> _Data under study_

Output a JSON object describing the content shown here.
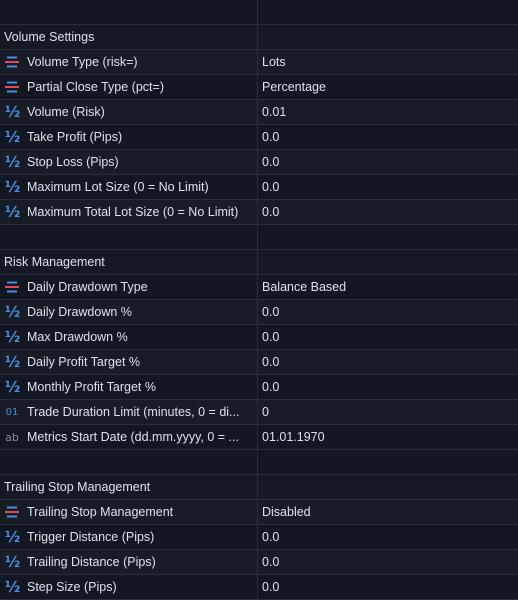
{
  "colors": {
    "background": "#131722",
    "row_alt": "#171c26",
    "grid_line": "#2a2e3a",
    "text": "#dfe2e8",
    "icon_blue": "#4a8fe0",
    "enum_red": "#e04a5a"
  },
  "rows": [
    {
      "type": "blank"
    },
    {
      "type": "section",
      "label": "Volume Settings"
    },
    {
      "type": "param",
      "icon": "enum-icon",
      "label": "Volume Type (risk=)",
      "value": "Lots"
    },
    {
      "type": "param",
      "icon": "enum-icon",
      "label": "Partial Close Type (pct=)",
      "value": "Percentage"
    },
    {
      "type": "param",
      "icon": "double-icon",
      "label": "Volume (Risk)",
      "value": "0.01"
    },
    {
      "type": "param",
      "icon": "double-icon",
      "label": "Take Profit (Pips)",
      "value": "0.0"
    },
    {
      "type": "param",
      "icon": "double-icon",
      "label": "Stop Loss (Pips)",
      "value": "0.0"
    },
    {
      "type": "param",
      "icon": "double-icon",
      "label": "Maximum Lot Size (0 = No Limit)",
      "value": "0.0"
    },
    {
      "type": "param",
      "icon": "double-icon",
      "label": "Maximum Total Lot Size (0 = No Limit)",
      "value": "0.0"
    },
    {
      "type": "blank"
    },
    {
      "type": "section",
      "label": "Risk Management"
    },
    {
      "type": "param",
      "icon": "enum-icon",
      "label": "Daily Drawdown Type",
      "value": "Balance Based"
    },
    {
      "type": "param",
      "icon": "double-icon",
      "label": "Daily Drawdown %",
      "value": "0.0"
    },
    {
      "type": "param",
      "icon": "double-icon",
      "label": "Max Drawdown %",
      "value": "0.0"
    },
    {
      "type": "param",
      "icon": "double-icon",
      "label": "Daily Profit Target %",
      "value": "0.0"
    },
    {
      "type": "param",
      "icon": "double-icon",
      "label": "Monthly Profit Target %",
      "value": "0.0"
    },
    {
      "type": "param",
      "icon": "integer-icon",
      "label": "Trade Duration Limit (minutes, 0 = di...",
      "value": "0"
    },
    {
      "type": "param",
      "icon": "string-icon",
      "label": "Metrics Start Date (dd.mm.yyyy, 0 = ...",
      "value": "01.01.1970"
    },
    {
      "type": "blank"
    },
    {
      "type": "section",
      "label": "Trailing Stop Management"
    },
    {
      "type": "param",
      "icon": "enum-icon",
      "label": "Trailing Stop Management",
      "value": "Disabled"
    },
    {
      "type": "param",
      "icon": "double-icon",
      "label": "Trigger Distance (Pips)",
      "value": "0.0"
    },
    {
      "type": "param",
      "icon": "double-icon",
      "label": "Trailing Distance (Pips)",
      "value": "0.0"
    },
    {
      "type": "param",
      "icon": "double-icon",
      "label": "Step Size (Pips)",
      "value": "0.0"
    }
  ]
}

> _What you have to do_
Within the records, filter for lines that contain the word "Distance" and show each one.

> _Answer to the exercise_
      "label": "Trigger Distance (Pips)",
      "label": "Trailing Distance (Pips)",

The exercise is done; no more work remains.